* _Source data_
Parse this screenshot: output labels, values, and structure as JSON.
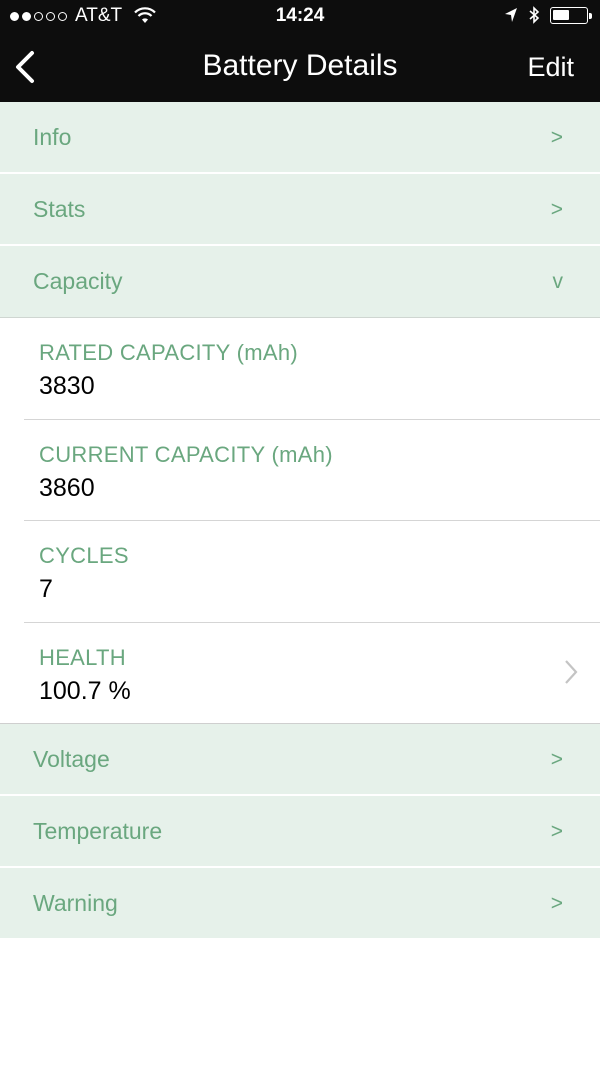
{
  "status_bar": {
    "carrier": "AT&T",
    "time": "14:24",
    "signal_filled": 2,
    "signal_total": 5
  },
  "nav": {
    "title": "Battery Details",
    "edit_label": "Edit",
    "back_icon": "chevron-left-icon"
  },
  "sections": {
    "info": {
      "label": "Info",
      "chevron": ">"
    },
    "stats": {
      "label": "Stats",
      "chevron": ">"
    },
    "capacity": {
      "label": "Capacity",
      "chevron": "v"
    },
    "voltage": {
      "label": "Voltage",
      "chevron": ">"
    },
    "temperature": {
      "label": "Temperature",
      "chevron": ">"
    },
    "warning": {
      "label": "Warning",
      "chevron": ">"
    }
  },
  "capacity_details": {
    "rated": {
      "label": "RATED CAPACITY (mAh)",
      "value": "3830"
    },
    "current": {
      "label": "CURRENT CAPACITY (mAh)",
      "value": "3860"
    },
    "cycles": {
      "label": "CYCLES",
      "value": "7"
    },
    "health": {
      "label": "HEALTH",
      "value": "100.7 %"
    }
  },
  "colors": {
    "accent": "#6aa77f",
    "section_bg": "#e6f1ea",
    "bar_bg": "#0d0d0d"
  }
}
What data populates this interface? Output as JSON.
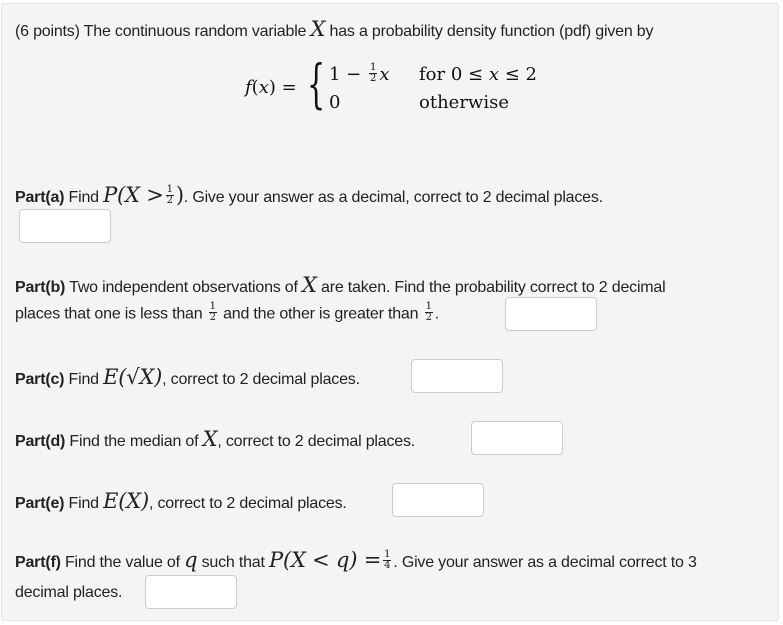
{
  "intro": {
    "points": "(6 points)",
    "text_before": "The continuous random variable",
    "var": "X",
    "text_after": "has a probability density function (pdf) given by"
  },
  "pdf": {
    "lhs": "f(x) =",
    "case1_expr_a": "1 −",
    "case1_frac_num": "1",
    "case1_frac_den": "2",
    "case1_expr_b": "x",
    "case1_cond_word": "for 0 ≤",
    "case1_cond_var": "x",
    "case1_cond_end": "≤ 2",
    "case2_expr": "0",
    "case2_cond": "otherwise"
  },
  "parts": {
    "a": {
      "label": "Part(a)",
      "text1": "Find",
      "math": "P(X >",
      "frac_num": "1",
      "frac_den": "2",
      "math_close": ")",
      "text2": ". Give your answer as a decimal, correct to 2 decimal places.",
      "answer": ""
    },
    "b": {
      "label": "Part(b)",
      "text1": "Two independent observations of",
      "var": "X",
      "text2": "are taken. Find the probability correct to 2 decimal",
      "line2_a": "places that one is less than",
      "frac_num": "1",
      "frac_den": "2",
      "line2_b": "and the other is greater than",
      "line2_end": ".",
      "answer": ""
    },
    "c": {
      "label": "Part(c)",
      "text1": "Find",
      "math": "E(√X)",
      "text2": ", correct to 2 decimal places.",
      "answer": ""
    },
    "d": {
      "label": "Part(d)",
      "text1": "Find the median of",
      "var": "X",
      "text2": ", correct to 2 decimal places.",
      "answer": ""
    },
    "e": {
      "label": "Part(e)",
      "text1": "Find",
      "math": "E(X)",
      "text2": ", correct to 2 decimal places.",
      "answer": ""
    },
    "f": {
      "label": "Part(f)",
      "text1": "Find the value of",
      "var": "q",
      "text2": "such that",
      "math": "P(X < q) =",
      "frac_num": "1",
      "frac_den": "4",
      "text3": ". Give your answer as a decimal correct to 3",
      "line2": "decimal places.",
      "answer": ""
    }
  }
}
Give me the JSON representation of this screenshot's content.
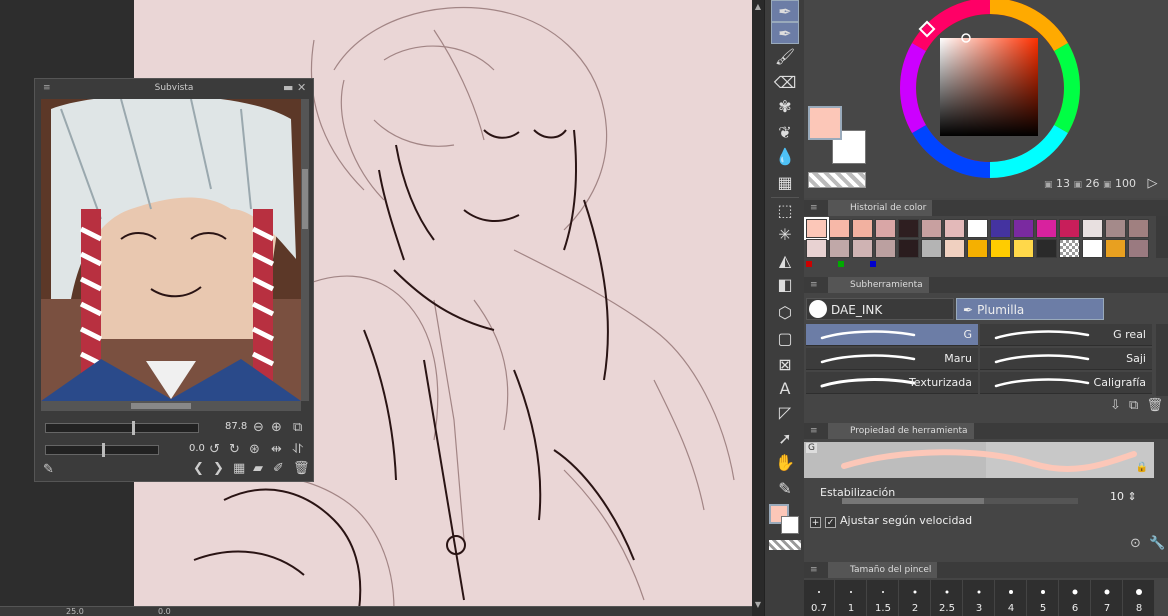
{
  "subvista": {
    "title": "Subvista",
    "zoom": "87.8",
    "rotation": "0.0"
  },
  "colors": {
    "main": "#fcc7b8",
    "sub": "#ffffff",
    "h": "13",
    "s": "26",
    "v": "100"
  },
  "history": {
    "title": "Historial de color",
    "row1": [
      "#fcc7b8",
      "#f7b8a8",
      "#f2b1a0",
      "#d9a6a6",
      "#2e1e20",
      "#c8a0a0",
      "#e3b9b9",
      "#ffffff",
      "#4433a0",
      "#7a2aa0",
      "#d8229e",
      "#c81e5a",
      "#e8e0e0",
      "#a48a8a",
      "#a08080"
    ],
    "row2": [
      "#e8d2d2",
      "#c0a8a8",
      "#cfb3b3",
      "#bba0a0",
      "#2a1c1e",
      "#b4b4b4",
      "#f0d0c0",
      "#f5b000",
      "#ffcc00",
      "#ffd84a",
      "#2a2a2a",
      "checker",
      "#ffffff",
      "#e8a020",
      "#9a7a80"
    ]
  },
  "subtool": {
    "title": "Subherramienta",
    "group1": "DAE_INK",
    "group2": "Plumilla",
    "brushes": [
      {
        "label": "G"
      },
      {
        "label": "G real"
      },
      {
        "label": "Maru"
      },
      {
        "label": "Saji"
      },
      {
        "label": "Texturizada"
      },
      {
        "label": "Caligrafía"
      }
    ]
  },
  "property": {
    "title": "Propiedad de herramienta",
    "tag": "G",
    "stab_label": "Estabilización",
    "stab_value": "10",
    "speed_label": "Ajustar según velocidad"
  },
  "brush_size": {
    "title": "Tamaño del pincel",
    "sizes": [
      {
        "v": "0.7",
        "d": 2
      },
      {
        "v": "1",
        "d": 2
      },
      {
        "v": "1.5",
        "d": 2
      },
      {
        "v": "2",
        "d": 3
      },
      {
        "v": "2.5",
        "d": 3
      },
      {
        "v": "3",
        "d": 3
      },
      {
        "v": "4",
        "d": 4
      },
      {
        "v": "5",
        "d": 4
      },
      {
        "v": "6",
        "d": 5
      },
      {
        "v": "7",
        "d": 5
      },
      {
        "v": "8",
        "d": 6
      }
    ]
  },
  "bottom": {
    "zoom": "25.0",
    "rot": "0.0"
  }
}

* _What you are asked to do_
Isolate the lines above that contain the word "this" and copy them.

* _Your response_
Parse this screenshot: output labels, values, and structure as JSON.
What data populates this interface? Output as JSON.
Give me the JSON representation of this screenshot's content.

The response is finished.